Andy Novick, founder of the Plumb Beach Surf Club, 30-year Plumb Beach advocate, and Sheepshead Bay’s first unofficial vlogger, submitted the video above.
I have been screaming about Plumb Beach for over 30 years… Mother nature wants to connect the Bay to Gerritsen Creek, like it used to be over a 100 years ago. The only reason sand was put in at Plumb Beach was to build the Belt Parkway, the Robert Moses plan. Let the next hurricane connect Gerritsen Creek to Plumb Beach, flood the Belt and give back to Mother Nature what she wants anyway.
Novick may have been the first to sound the alarm about erosion and garbage at Plumb Beach, having sent this video around to all the local news broadcasters. He said the stations had never even heard of the beach at the time, but, in response to his video, sent news crews down to cover the issue, and, of course, wherever there are news cameras there are local pols.
Here’s one of the resulting news reports, featuring some very familiar faces:
I don’t know where to start, the hand-held rat? Markowitz as a young state senator? The awesomely 70′s hair? Kingsborough Community College giving academic credit for windsurfing?
Regardless, little has changed in more than 30 years. The pollution and dumping at the beach is better monitored, and there has been at least one major sand restoration in that time.
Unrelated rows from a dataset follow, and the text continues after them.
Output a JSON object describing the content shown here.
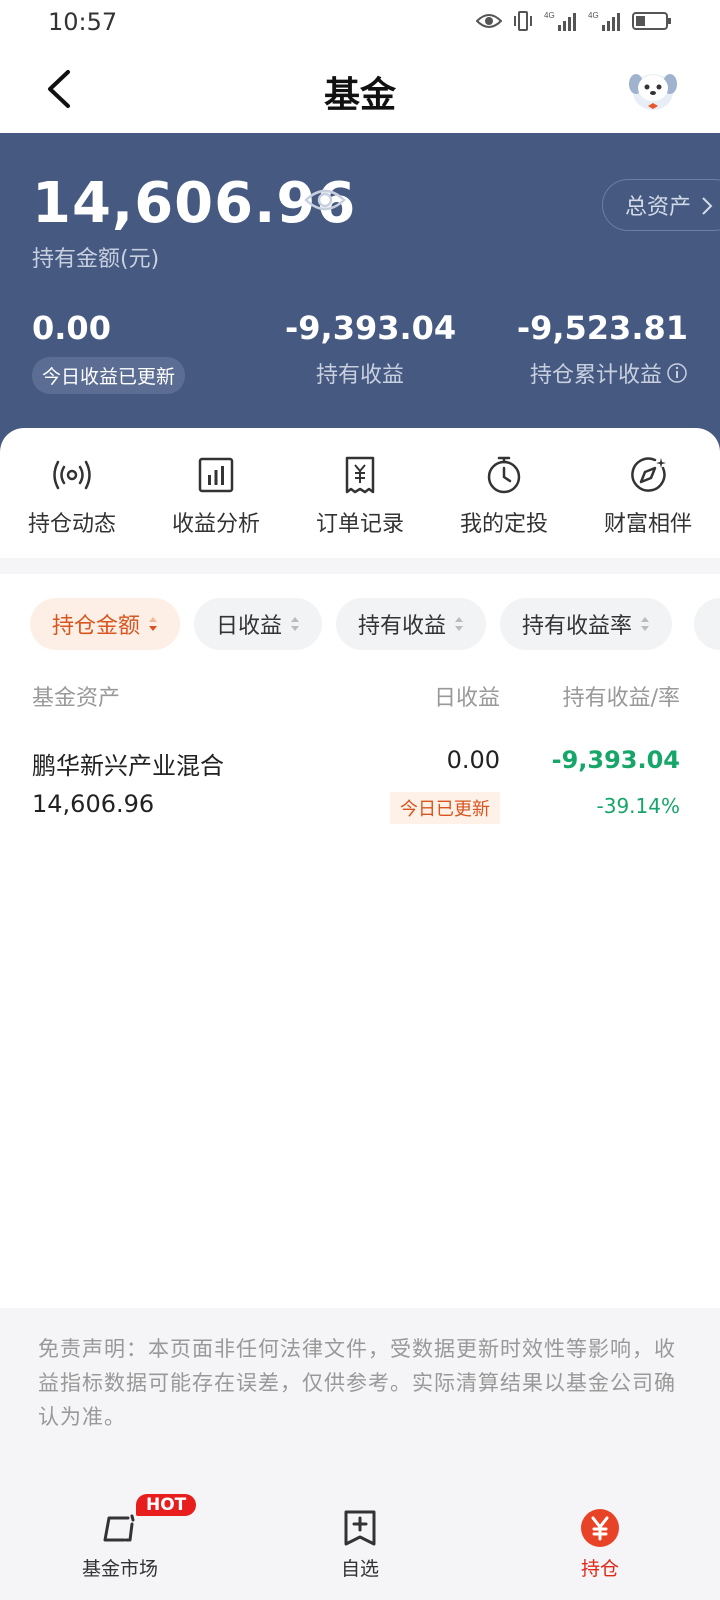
{
  "status": {
    "time": "10:57"
  },
  "header": {
    "title": "基金"
  },
  "summary": {
    "total_amount": "14,606.96",
    "amount_label": "持有金额(元)",
    "total_assets_label": "总资产",
    "stats": [
      {
        "value": "0.00",
        "label": "今日收益已更新"
      },
      {
        "value": "-9,393.04",
        "label": "持有收益"
      },
      {
        "value": "-9,523.81",
        "label": "持仓累计收益"
      }
    ]
  },
  "actions": [
    {
      "label": "持仓动态",
      "icon": "broadcast-icon"
    },
    {
      "label": "收益分析",
      "icon": "bar-chart-icon"
    },
    {
      "label": "订单记录",
      "icon": "receipt-icon"
    },
    {
      "label": "我的定投",
      "icon": "timer-icon"
    },
    {
      "label": "财富相伴",
      "icon": "compass-icon"
    }
  ],
  "sort_chips": [
    {
      "label": "持仓金额",
      "active": true
    },
    {
      "label": "日收益",
      "active": false
    },
    {
      "label": "持有收益",
      "active": false
    },
    {
      "label": "持有收益率",
      "active": false
    }
  ],
  "table": {
    "headers": {
      "fund": "基金资产",
      "daily": "日收益",
      "hold": "持有收益/率"
    },
    "rows": [
      {
        "name": "鹏华新兴产业混合",
        "amount": "14,606.96",
        "daily": "0.00",
        "updated": "今日已更新",
        "hold_profit": "-9,393.04",
        "hold_rate": "-39.14%"
      }
    ]
  },
  "disclaimer": "免责声明：本页面非任何法律文件，受数据更新时效性等影响，收益指标数据可能存在误差，仅供参考。实际清算结果以基金公司确认为准。",
  "bottom_nav": [
    {
      "label": "基金市场",
      "badge": "HOT",
      "active": false
    },
    {
      "label": "自选",
      "active": false
    },
    {
      "label": "持仓",
      "active": true
    }
  ],
  "colors": {
    "summary_bg": "#455981",
    "accent": "#d8551f",
    "loss_green": "#16a66a",
    "nav_active": "#e02818"
  }
}
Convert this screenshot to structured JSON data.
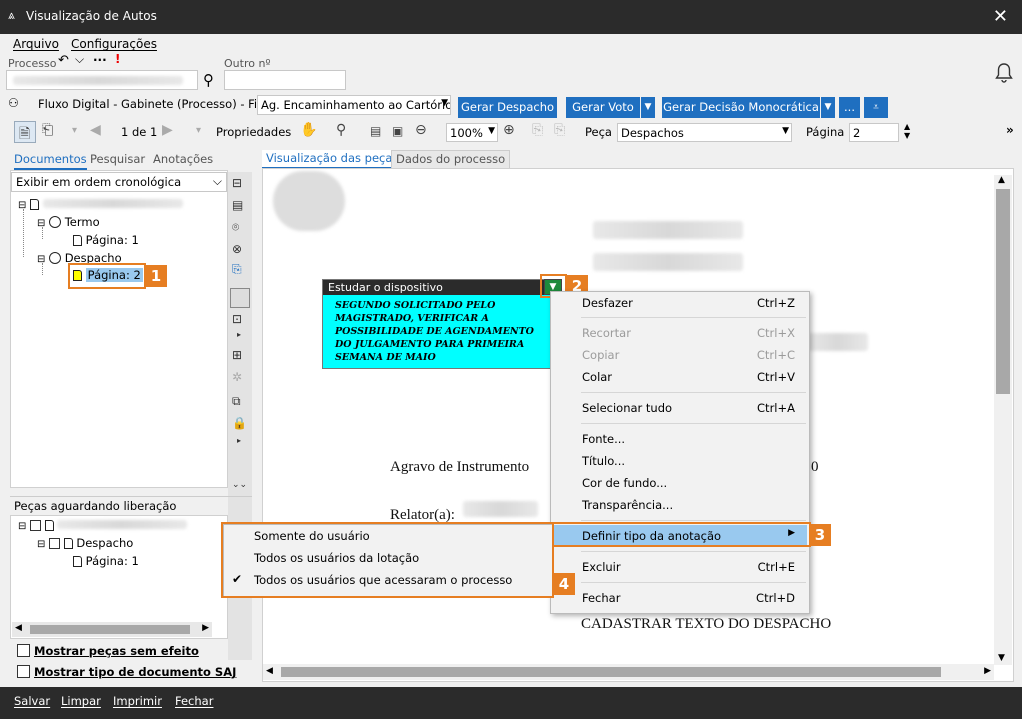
{
  "window": {
    "title": "Visualização de Autos",
    "close": "✕"
  },
  "menu": {
    "arquivo": "Arquivo",
    "configuracoes": "Configurações"
  },
  "header": {
    "processo_label": "Processo",
    "outro_label": "Outro nº",
    "back_glyph": "↶",
    "chev_glyph": "⌵",
    "more_glyph": "···",
    "alert_glyph": "!",
    "search_glyph": "⚲"
  },
  "fluxo": {
    "text": "Fluxo Digital - Gabinete (Processo) - Fila:",
    "fila_value": "Ag. Encaminhamento ao Cartório",
    "buttons": {
      "despacho": "Gerar Despacho",
      "voto": "Gerar Voto",
      "decisao": "Gerar Decisão Monocrática",
      "more": "..."
    }
  },
  "toolbar": {
    "pages": "1 de 1",
    "propriedades": "Propriedades",
    "zoom": "100%",
    "peca_label": "Peça",
    "peca_value": "Despachos",
    "pagina_label": "Página",
    "pagina_value": "2"
  },
  "left_tabs": {
    "documentos": "Documentos",
    "pesquisar": "Pesquisar",
    "anotacoes": "Anotações"
  },
  "order_select": "Exibir em ordem cronológica",
  "tree": {
    "termo": "Termo",
    "termo_page": "Página: 1",
    "despacho": "Despacho",
    "despacho_page": "Página: 2"
  },
  "pending": {
    "title": "Peças aguardando liberação",
    "despacho": "Despacho",
    "page": "Página: 1"
  },
  "checks": {
    "sem_efeito": "Mostrar peças sem efeito",
    "tipo_doc": "Mostrar tipo de documento SAJ"
  },
  "viewer_tabs": {
    "visualizacao": "Visualização das peças",
    "dados": "Dados do processo"
  },
  "document": {
    "agravo": "Agravo de Instrumento",
    "relator": "Relator(a):",
    "tail_digit": "0",
    "cadastrar": "CADASTRAR TEXTO DO DESPACHO"
  },
  "note": {
    "header": "Estudar o dispositivo",
    "text": "SEGUNDO SOLICITADO PELO MAGISTRADO, VERIFICAR A POSSIBILIDADE DE AGENDAMENTO DO JULGAMENTO PARA PRIMEIRA SEMANA DE MAIO"
  },
  "context_menu": {
    "desfazer": "Desfazer",
    "desfazer_sc": "Ctrl+Z",
    "recortar": "Recortar",
    "recortar_sc": "Ctrl+X",
    "copiar": "Copiar",
    "copiar_sc": "Ctrl+C",
    "colar": "Colar",
    "colar_sc": "Ctrl+V",
    "selecionar": "Selecionar tudo",
    "selecionar_sc": "Ctrl+A",
    "fonte": "Fonte...",
    "titulo": "Título...",
    "cor": "Cor de fundo...",
    "transparencia": "Transparência...",
    "definir": "Definir tipo da anotação",
    "excluir": "Excluir",
    "excluir_sc": "Ctrl+E",
    "fechar": "Fechar",
    "fechar_sc": "Ctrl+D"
  },
  "submenu": {
    "somente": "Somente do usuário",
    "todos_lotacao": "Todos os usuários da lotação",
    "todos_acessaram": "Todos os usuários que acessaram o processo"
  },
  "badges": {
    "b1": "1",
    "b2": "2",
    "b3": "3",
    "b4": "4"
  },
  "statusbar": {
    "salvar": "Salvar",
    "limpar": "Limpar",
    "imprimir": "Imprimir",
    "fechar": "Fechar"
  },
  "colors": {
    "accent": "#1f6fc0",
    "highlight": "#e67e22",
    "note_bg": "#00ffff"
  }
}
But here we are today, facing similar challenges as the Army Corps continues to ponder long-term solutions against erosion – just as they were 30 years ago.
Beach plums, which are native to the Atlantic coast of North America and have been endangered in places such as Maine due to commercial development of the beaches, have been spotted on Plumb Beach.
Late summer to autumn is the ripening season for the fruit, and for those interested in jams and preserves, the native species supports a cottage beach plum industry throughout the Northeast coast.
The sweet and tarty tinier version of the popular plum found in most groceries is edible straight from the shrub. Foragers, go forth and forage our native fruit and be one with the intentionally named Plumb Beach.
Looks like they’re having fun, but considering they’re fishing from what appears to be the DEP outflow pump near Brigham Street – which was still active at the time – we really hope this couple decided not to eat any of the catches!